Work order: What's wanted is each entry repeated verbatim, minus its images.

(Interface dataset entries)
------------------------------------------------------------------------
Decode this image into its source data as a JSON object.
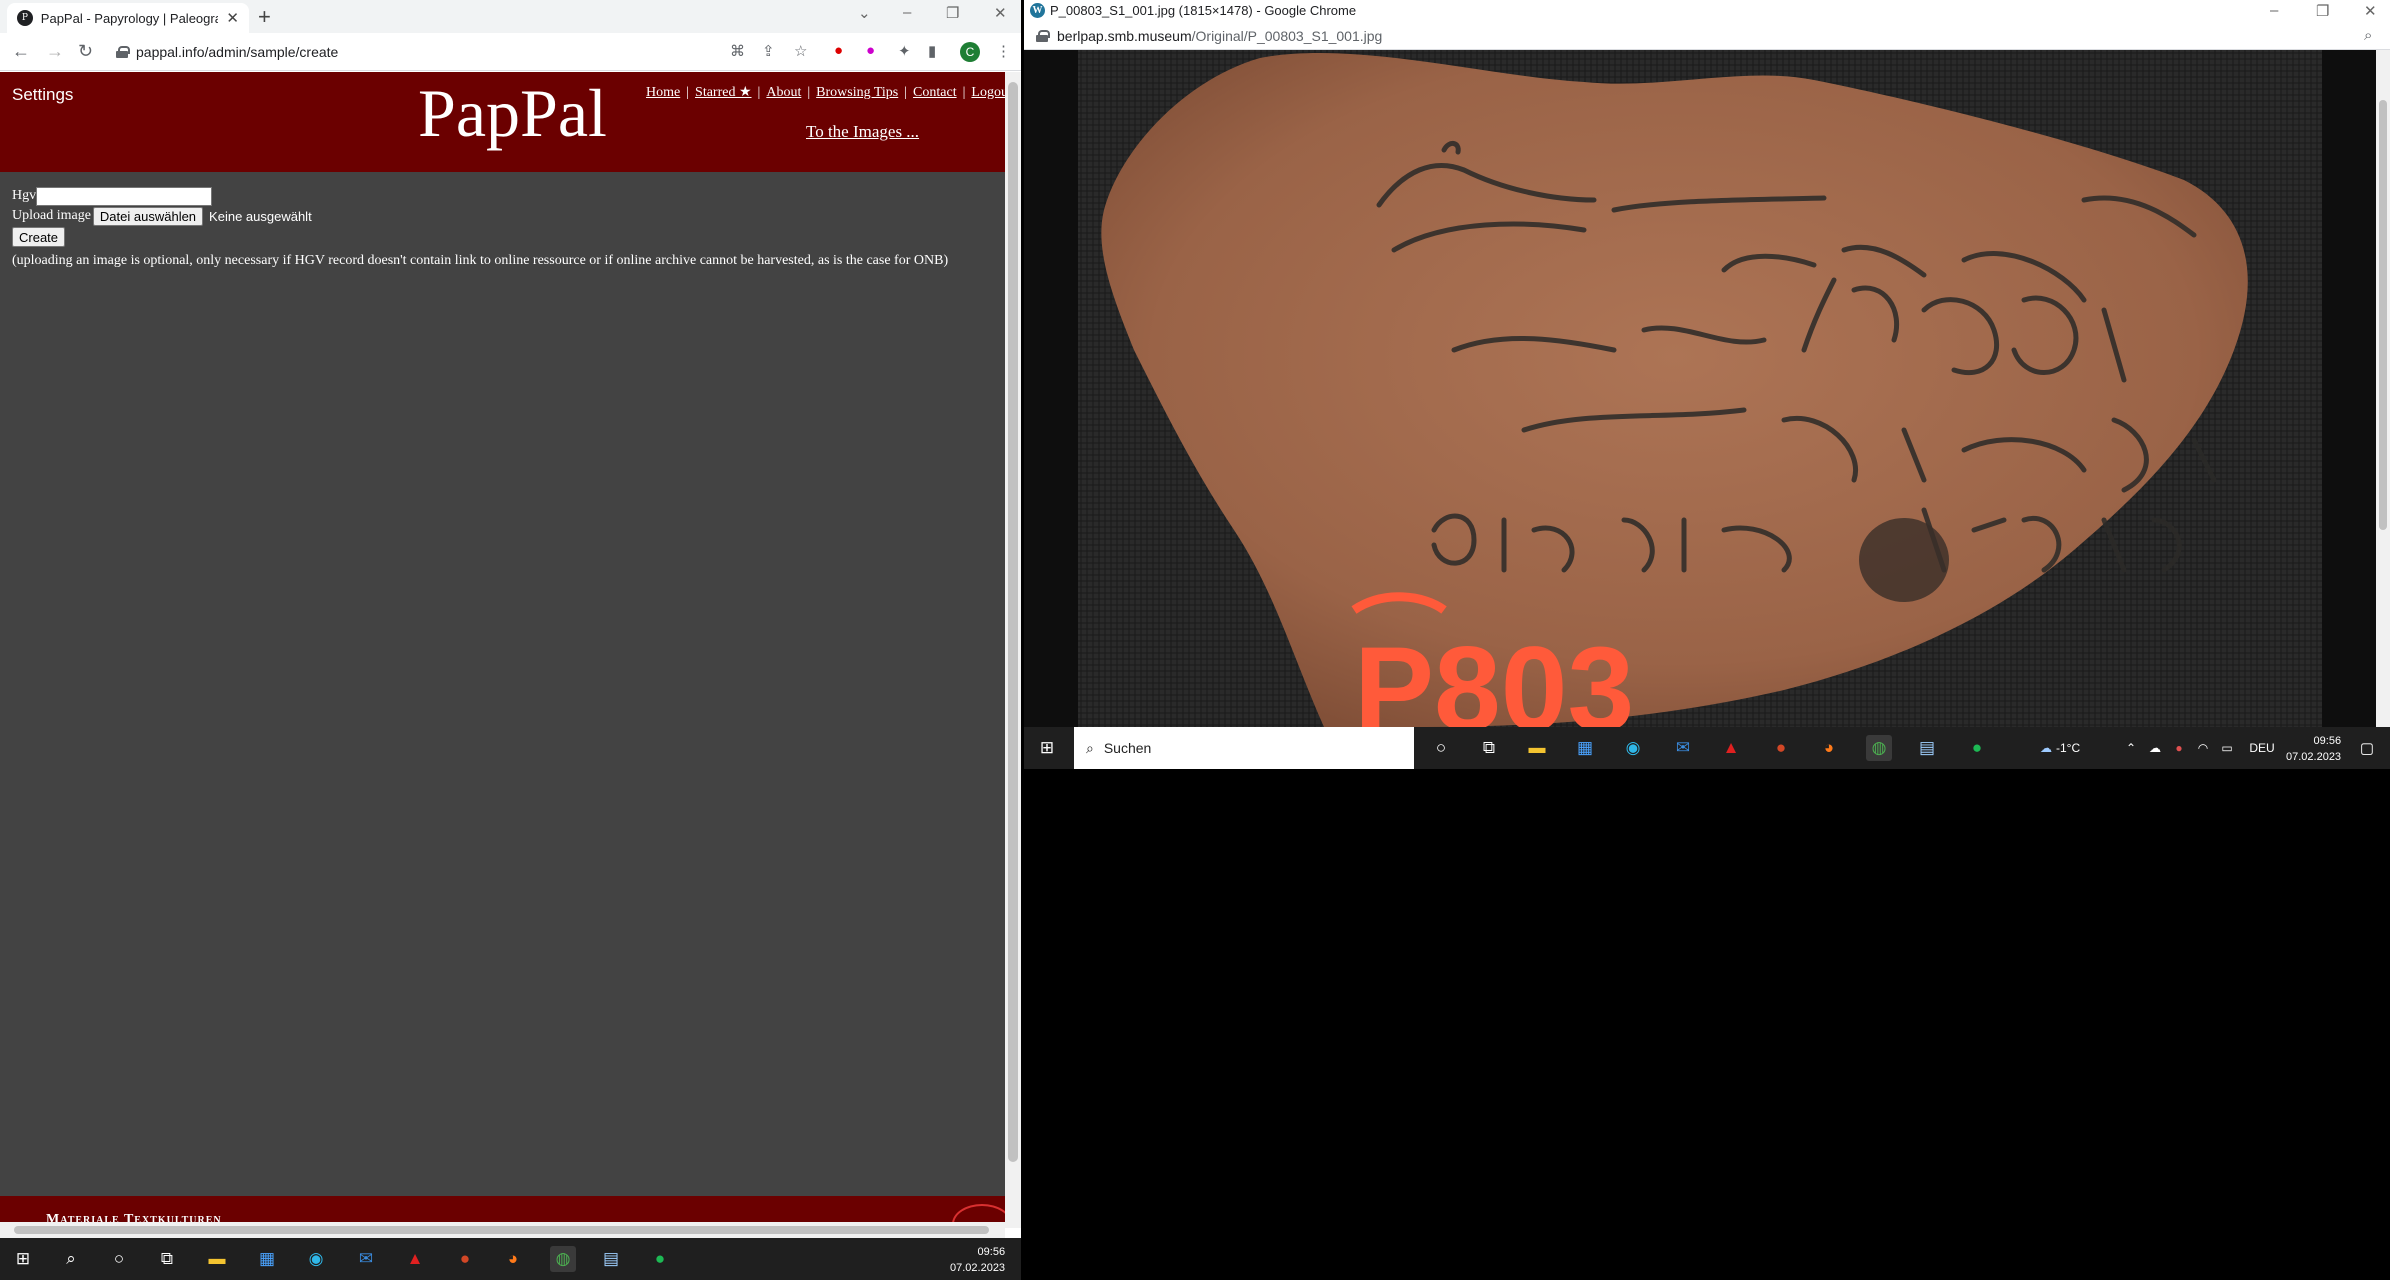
{
  "left_window": {
    "tab_title": "PapPal - Papyrology | Paleograph",
    "tab_favicon": "P",
    "new_tab": "+",
    "url": "pappal.info/admin/sample/create",
    "profile_initial": "C",
    "header": {
      "settings": "Settings",
      "logo": "PapPal",
      "nav": [
        "Home",
        "Starred ★",
        "About",
        "Browsing Tips",
        "Contact",
        "Logout"
      ],
      "nav_separator": "|",
      "to_images": "To the Images ..."
    },
    "form": {
      "hgv_label": "Hgv",
      "hgv_value": "",
      "upload_label": "Upload image",
      "file_button": "Datei auswählen",
      "file_status": "Keine ausgewählt",
      "create_button": "Create",
      "note": "(uploading an image is optional, only necessary if HGV record doesn't contain link to online ressource or if online archive cannot be harvested, as is the case for ONB)"
    },
    "footer": {
      "text": "Materiale Textkulturen"
    },
    "taskbar": {
      "time": "09:56",
      "date": "07.02.2023"
    }
  },
  "right_window": {
    "title": "P_00803_S1_001.jpg (1815×1478) - Google Chrome",
    "favicon": "W",
    "url_host": "berlpap.smb.museum",
    "url_path": "/Original/P_00803_S1_001.jpg",
    "image_stamp": "P803",
    "taskbar": {
      "search_label": "Suchen",
      "weather": "-1°C",
      "language": "DEU",
      "time": "09:56",
      "date": "07.02.2023"
    }
  },
  "colors": {
    "header_red": "#6b0000",
    "page_gray": "#434343",
    "taskbar": "#1f1f1f",
    "shard": "#a0684a",
    "stamp": "#ff5a3a"
  },
  "icons": [
    "windows-start-icon",
    "search-icon",
    "cortana-icon",
    "task-view-icon",
    "file-explorer-icon",
    "store-icon",
    "edge-icon",
    "mail-icon",
    "acrobat-icon",
    "powerpoint-icon",
    "firefox-icon",
    "chrome-icon",
    "notepad-icon",
    "spotify-icon"
  ]
}
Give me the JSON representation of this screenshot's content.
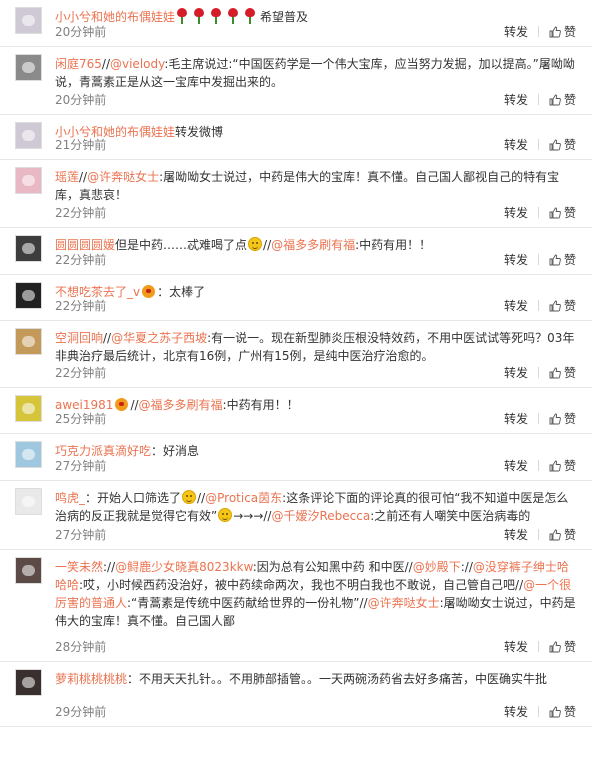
{
  "comments": [
    {
      "user": "小小兮和她的布偶娃娃",
      "avatar_color": "#cfc9d6",
      "parts": [
        {
          "t": "rose"
        },
        {
          "t": "rose"
        },
        {
          "t": "rose"
        },
        {
          "t": "rose"
        },
        {
          "t": "rose"
        },
        {
          "t": "text",
          "v": "希望普及"
        }
      ],
      "time": "20分钟前",
      "repost": "转发",
      "like": "赞"
    },
    {
      "user": "闲庭765",
      "avatar_color": "#8a8a8a",
      "parts": [
        {
          "t": "text",
          "v": "//"
        },
        {
          "t": "mention",
          "v": "@vielody"
        },
        {
          "t": "text",
          "v": ":毛主席说过:“中国医药学是一个伟大宝库，应当努力发掘，加以提高。”屠呦呦说，青蒿素正是从这一宝库中发掘出来的。"
        }
      ],
      "time": "20分钟前",
      "repost": "转发",
      "like": "赞"
    },
    {
      "user": "小小兮和她的布偶娃娃",
      "avatar_color": "#cfc9d6",
      "parts": [
        {
          "t": "text",
          "v": "转发微博"
        }
      ],
      "time": "21分钟前",
      "repost": "转发",
      "like": "赞"
    },
    {
      "user": "瑶莲",
      "avatar_color": "#e8b9c4",
      "parts": [
        {
          "t": "text",
          "v": "//"
        },
        {
          "t": "mention",
          "v": "@许奔哒女士"
        },
        {
          "t": "text",
          "v": ":屠呦呦女士说过，中药是伟大的宝库！真不懂。自己国人鄙视自己的特有宝库，真悲哀！"
        }
      ],
      "time": "22分钟前",
      "repost": "转发",
      "like": "赞"
    },
    {
      "user": "圆圆圆圆媛",
      "avatar_color": "#3d3d3d",
      "parts": [
        {
          "t": "text",
          "v": "但是中药……忒难喝了点"
        },
        {
          "t": "smile"
        },
        {
          "t": "text",
          "v": "//"
        },
        {
          "t": "mention",
          "v": "@福多多刷有福"
        },
        {
          "t": "text",
          "v": ":中药有用！！"
        }
      ],
      "time": "22分钟前",
      "repost": "转发",
      "like": "赞"
    },
    {
      "user": "不想吃茶去了_v",
      "avatar_color": "#222222",
      "parts": [
        {
          "t": "badge"
        },
        {
          "t": "text",
          "v": "：太棒了"
        }
      ],
      "time": "22分钟前",
      "repost": "转发",
      "like": "赞"
    },
    {
      "user": "空洞回响",
      "avatar_color": "#c49a5a",
      "parts": [
        {
          "t": "text",
          "v": "//"
        },
        {
          "t": "mention",
          "v": "@华夏之苏子西坡"
        },
        {
          "t": "text",
          "v": ":有一说一。现在新型肺炎压根没特效药，不用中医试试等死吗？03年非典治疗最后统计，北京有16例，广州有15例，是纯中医治疗治愈的。"
        }
      ],
      "time": "22分钟前",
      "repost": "转发",
      "like": "赞"
    },
    {
      "user": "awei1981",
      "avatar_color": "#d6c43a",
      "parts": [
        {
          "t": "badge"
        },
        {
          "t": "text",
          "v": "//"
        },
        {
          "t": "mention",
          "v": "@福多多刷有福"
        },
        {
          "t": "text",
          "v": ":中药有用！！"
        }
      ],
      "time": "25分钟前",
      "repost": "转发",
      "like": "赞"
    },
    {
      "user": "巧克力派真滴好吃",
      "avatar_color": "#9fc8e0",
      "parts": [
        {
          "t": "text",
          "v": "：好消息"
        }
      ],
      "time": "27分钟前",
      "repost": "转发",
      "like": "赞"
    },
    {
      "user": "鸣虎_",
      "avatar_color": "#e9e9e9",
      "parts": [
        {
          "t": "text",
          "v": "：开始人口筛选了"
        },
        {
          "t": "smile"
        },
        {
          "t": "text",
          "v": "//"
        },
        {
          "t": "mention",
          "v": "@Protica茵东"
        },
        {
          "t": "text",
          "v": ":这条评论下面的评论真的很可怕"
        },
        {
          "t": "text",
          "v": "“我不知道中医是怎么治病的反正我就是觉得它有效”"
        },
        {
          "t": "smile"
        },
        {
          "t": "text",
          "v": "→→→//"
        },
        {
          "t": "mention",
          "v": "@千嫒汐Rebecca"
        },
        {
          "t": "text",
          "v": ":之前还有人嘲笑中医治病毒的"
        }
      ],
      "time": "27分钟前",
      "repost": "转发",
      "like": "赞"
    },
    {
      "user": "一笑未然",
      "avatar_color": "#5c4a47",
      "parts": [
        {
          "t": "text",
          "v": "://"
        },
        {
          "t": "mention",
          "v": "@鲟鹿少女晓真8023kkw"
        },
        {
          "t": "text",
          "v": ":因为总有公知黑中药 和中医//"
        },
        {
          "t": "mention",
          "v": "@妙殿下"
        },
        {
          "t": "text",
          "v": "://"
        },
        {
          "t": "mention",
          "v": "@没穿裤子绅士哈哈哈"
        },
        {
          "t": "text",
          "v": ":哎，小时候西药没治好，被中药续命两次，我也不明白我也不敢说，自己管自己吧//"
        },
        {
          "t": "mention",
          "v": "@一个很厉害的普通人"
        },
        {
          "t": "text",
          "v": ":“青蒿素是传统中医药献给世界的一份礼物”//"
        },
        {
          "t": "mention",
          "v": "@许奔哒女士"
        },
        {
          "t": "text",
          "v": ":屠呦呦女士说过，中药是伟大的宝库！真不懂。自己国人鄙"
        }
      ],
      "time": "28分钟前",
      "repost": "转发",
      "like": "赞"
    },
    {
      "user": "萝莉桃桃桃桃",
      "avatar_color": "#3a2f2f",
      "parts": [
        {
          "t": "text",
          "v": "：不用天天扎针。。不用肺部插管。。一天两碗汤药省去好多痛苦，中医确实牛批"
        }
      ],
      "time": "29分钟前",
      "repost": "转发",
      "like": "赞"
    }
  ]
}
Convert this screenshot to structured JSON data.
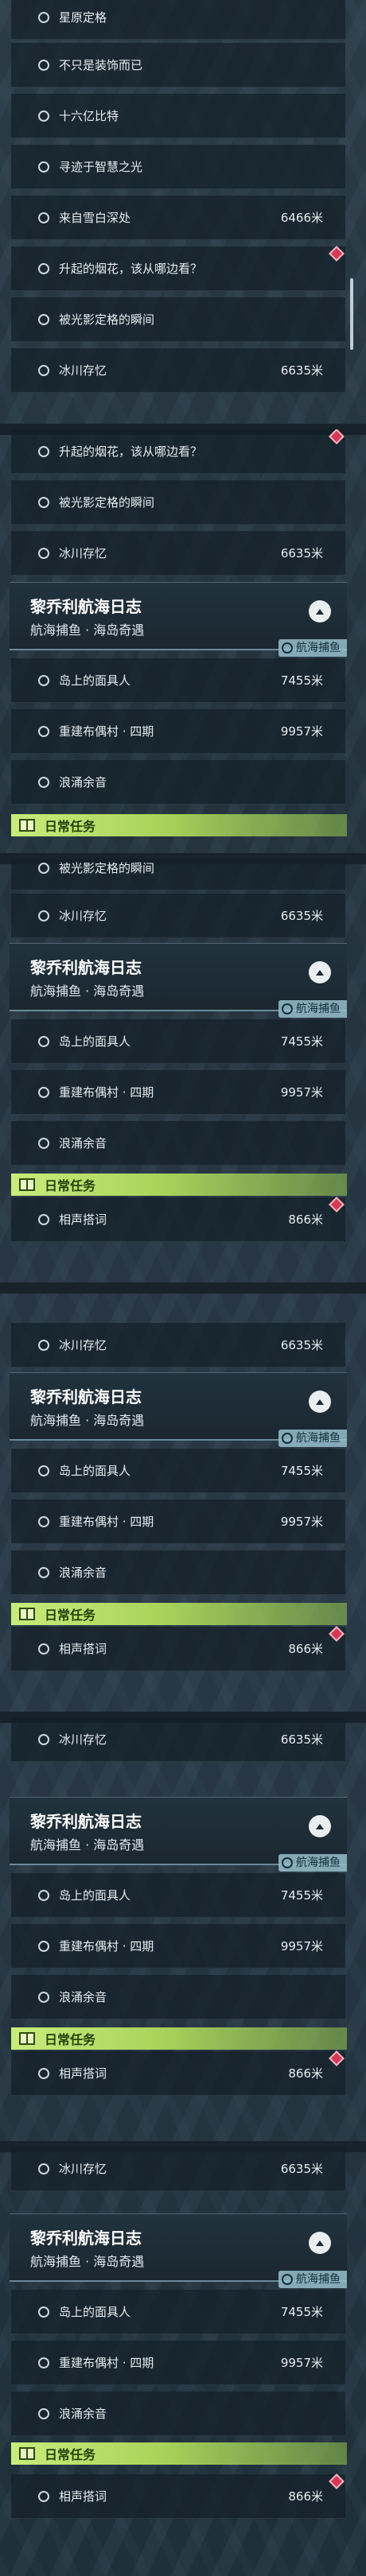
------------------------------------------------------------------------
Problem solution:
Decode this image into its source data as a JSON object.
{
  "left_window": {
    "tab_title": "PapPal - Papyrology | Paleograph",
    "tab_favicon": "P",
    "new_tab": "+",
    "url": "pappal.info/admin/sample/create",
    "profile_initial": "C",
    "header": {
      "settings": "Settings",
      "logo": "PapPal",
      "nav": [
        "Home",
        "Starred ★",
        "About",
        "Browsing Tips",
        "Contact",
        "Logout"
      ],
      "nav_separator": "|",
      "to_images": "To the Images ..."
    },
    "form": {
      "hgv_label": "Hgv",
      "hgv_value": "",
      "upload_label": "Upload image",
      "file_button": "Datei auswählen",
      "file_status": "Keine ausgewählt",
      "create_button": "Create",
      "note": "(uploading an image is optional, only necessary if HGV record doesn't contain link to online ressource or if online archive cannot be harvested, as is the case for ONB)"
    },
    "footer": {
      "text": "Materiale Textkulturen"
    },
    "taskbar": {
      "time": "09:56",
      "date": "07.02.2023"
    }
  },
  "right_window": {
    "title": "P_00803_S1_001.jpg (1815×1478) - Google Chrome",
    "favicon": "W",
    "url_host": "berlpap.smb.museum",
    "url_path": "/Original/P_00803_S1_001.jpg",
    "image_stamp": "P803",
    "taskbar": {
      "search_label": "Suchen",
      "weather": "-1°C",
      "language": "DEU",
      "time": "09:56",
      "date": "07.02.2023"
    }
  },
  "colors": {
    "header_red": "#6b0000",
    "page_gray": "#434343",
    "taskbar": "#1f1f1f",
    "shard": "#a0684a",
    "stamp": "#ff5a3a"
  },
  "icons": [
    "windows-start-icon",
    "search-icon",
    "cortana-icon",
    "task-view-icon",
    "file-explorer-icon",
    "store-icon",
    "edge-icon",
    "mail-icon",
    "acrobat-icon",
    "powerpoint-icon",
    "firefox-icon",
    "chrome-icon",
    "notepad-icon",
    "spotify-icon"
  ]
}
Give me the JSON representation of this screenshot's content.
{
  "comments": [
    {
      "user": "小小兮和她的布偶娃娃",
      "avatar_color": "#cfc9d6",
      "parts": [
        {
          "t": "rose"
        },
        {
          "t": "rose"
        },
        {
          "t": "rose"
        },
        {
          "t": "rose"
        },
        {
          "t": "rose"
        },
        {
          "t": "text",
          "v": "希望普及"
        }
      ],
      "time": "20分钟前",
      "repost": "转发",
      "like": "赞"
    },
    {
      "user": "闲庭765",
      "avatar_color": "#8a8a8a",
      "parts": [
        {
          "t": "text",
          "v": "//"
        },
        {
          "t": "mention",
          "v": "@vielody"
        },
        {
          "t": "text",
          "v": ":毛主席说过:“中国医药学是一个伟大宝库，应当努力发掘，加以提高。”屠呦呦说，青蒿素正是从这一宝库中发掘出来的。"
        }
      ],
      "time": "20分钟前",
      "repost": "转发",
      "like": "赞"
    },
    {
      "user": "小小兮和她的布偶娃娃",
      "avatar_color": "#cfc9d6",
      "parts": [
        {
          "t": "text",
          "v": "转发微博"
        }
      ],
      "time": "21分钟前",
      "repost": "转发",
      "like": "赞"
    },
    {
      "user": "瑶莲",
      "avatar_color": "#e8b9c4",
      "parts": [
        {
          "t": "text",
          "v": "//"
        },
        {
          "t": "mention",
          "v": "@许奔哒女士"
        },
        {
          "t": "text",
          "v": ":屠呦呦女士说过，中药是伟大的宝库！真不懂。自己国人鄙视自己的特有宝库，真悲哀！"
        }
      ],
      "time": "22分钟前",
      "repost": "转发",
      "like": "赞"
    },
    {
      "user": "圆圆圆圆媛",
      "avatar_color": "#3d3d3d",
      "parts": [
        {
          "t": "text",
          "v": "但是中药……忒难喝了点"
        },
        {
          "t": "smile"
        },
        {
          "t": "text",
          "v": "//"
        },
        {
          "t": "mention",
          "v": "@福多多刷有福"
        },
        {
          "t": "text",
          "v": ":中药有用！！"
        }
      ],
      "time": "22分钟前",
      "repost": "转发",
      "like": "赞"
    },
    {
      "user": "不想吃茶去了_v",
      "avatar_color": "#222222",
      "parts": [
        {
          "t": "badge"
        },
        {
          "t": "text",
          "v": "：太棒了"
        }
      ],
      "time": "22分钟前",
      "repost": "转发",
      "like": "赞"
    },
    {
      "user": "空洞回响",
      "avatar_color": "#c49a5a",
      "parts": [
        {
          "t": "text",
          "v": "//"
        },
        {
          "t": "mention",
          "v": "@华夏之苏子西坡"
        },
        {
          "t": "text",
          "v": ":有一说一。现在新型肺炎压根没特效药，不用中医试试等死吗？03年非典治疗最后统计，北京有16例，广州有15例，是纯中医治疗治愈的。"
        }
      ],
      "time": "22分钟前",
      "repost": "转发",
      "like": "赞"
    },
    {
      "user": "awei1981",
      "avatar_color": "#d6c43a",
      "parts": [
        {
          "t": "badge"
        },
        {
          "t": "text",
          "v": "//"
        },
        {
          "t": "mention",
          "v": "@福多多刷有福"
        },
        {
          "t": "text",
          "v": ":中药有用！！"
        }
      ],
      "time": "25分钟前",
      "repost": "转发",
      "like": "赞"
    },
    {
      "user": "巧克力派真滴好吃",
      "avatar_color": "#9fc8e0",
      "parts": [
        {
          "t": "text",
          "v": "：好消息"
        }
      ],
      "time": "27分钟前",
      "repost": "转发",
      "like": "赞"
    },
    {
      "user": "鸣虎_",
      "avatar_color": "#e9e9e9",
      "parts": [
        {
          "t": "text",
          "v": "：开始人口筛选了"
        },
        {
          "t": "smile"
        },
        {
          "t": "text",
          "v": "//"
        },
        {
          "t": "mention",
          "v": "@Protica茵东"
        },
        {
          "t": "text",
          "v": ":这条评论下面的评论真的很可怕"
        },
        {
          "t": "text",
          "v": "“我不知道中医是怎么治病的反正我就是觉得它有效”"
        },
        {
          "t": "smile"
        },
        {
          "t": "text",
          "v": "→→→//"
        },
        {
          "t": "mention",
          "v": "@千嫒汐Rebecca"
        },
        {
          "t": "text",
          "v": ":之前还有人嘲笑中医治病毒的"
        }
      ],
      "time": "27分钟前",
      "repost": "转发",
      "like": "赞"
    },
    {
      "user": "一笑未然",
      "avatar_color": "#5c4a47",
      "parts": [
        {
          "t": "text",
          "v": "://"
        },
        {
          "t": "mention",
          "v": "@鲟鹿少女晓真8023kkw"
        },
        {
          "t": "text",
          "v": ":因为总有公知黑中药 和中医//"
        },
        {
          "t": "mention",
          "v": "@妙殿下"
        },
        {
          "t": "text",
          "v": "://"
        },
        {
          "t": "mention",
          "v": "@没穿裤子绅士哈哈哈"
        },
        {
          "t": "text",
          "v": ":哎，小时候西药没治好，被中药续命两次，我也不明白我也不敢说，自己管自己吧//"
        },
        {
          "t": "mention",
          "v": "@一个很厉害的普通人"
        },
        {
          "t": "text",
          "v": ":“青蒿素是传统中医药献给世界的一份礼物”//"
        },
        {
          "t": "mention",
          "v": "@许奔哒女士"
        },
        {
          "t": "text",
          "v": ":屠呦呦女士说过，中药是伟大的宝库！真不懂。自己国人鄙"
        }
      ],
      "time": "28分钟前",
      "repost": "转发",
      "like": "赞"
    },
    {
      "user": "萝莉桃桃桃桃",
      "avatar_color": "#3a2f2f",
      "parts": [
        {
          "t": "text",
          "v": "：不用天天扎针。。不用肺部插管。。一天两碗汤药省去好多痛苦，中医确实牛批"
        }
      ],
      "time": "29分钟前",
      "repost": "转发",
      "like": "赞"
    }
  ]
}
Convert this screenshot to structured JSON data.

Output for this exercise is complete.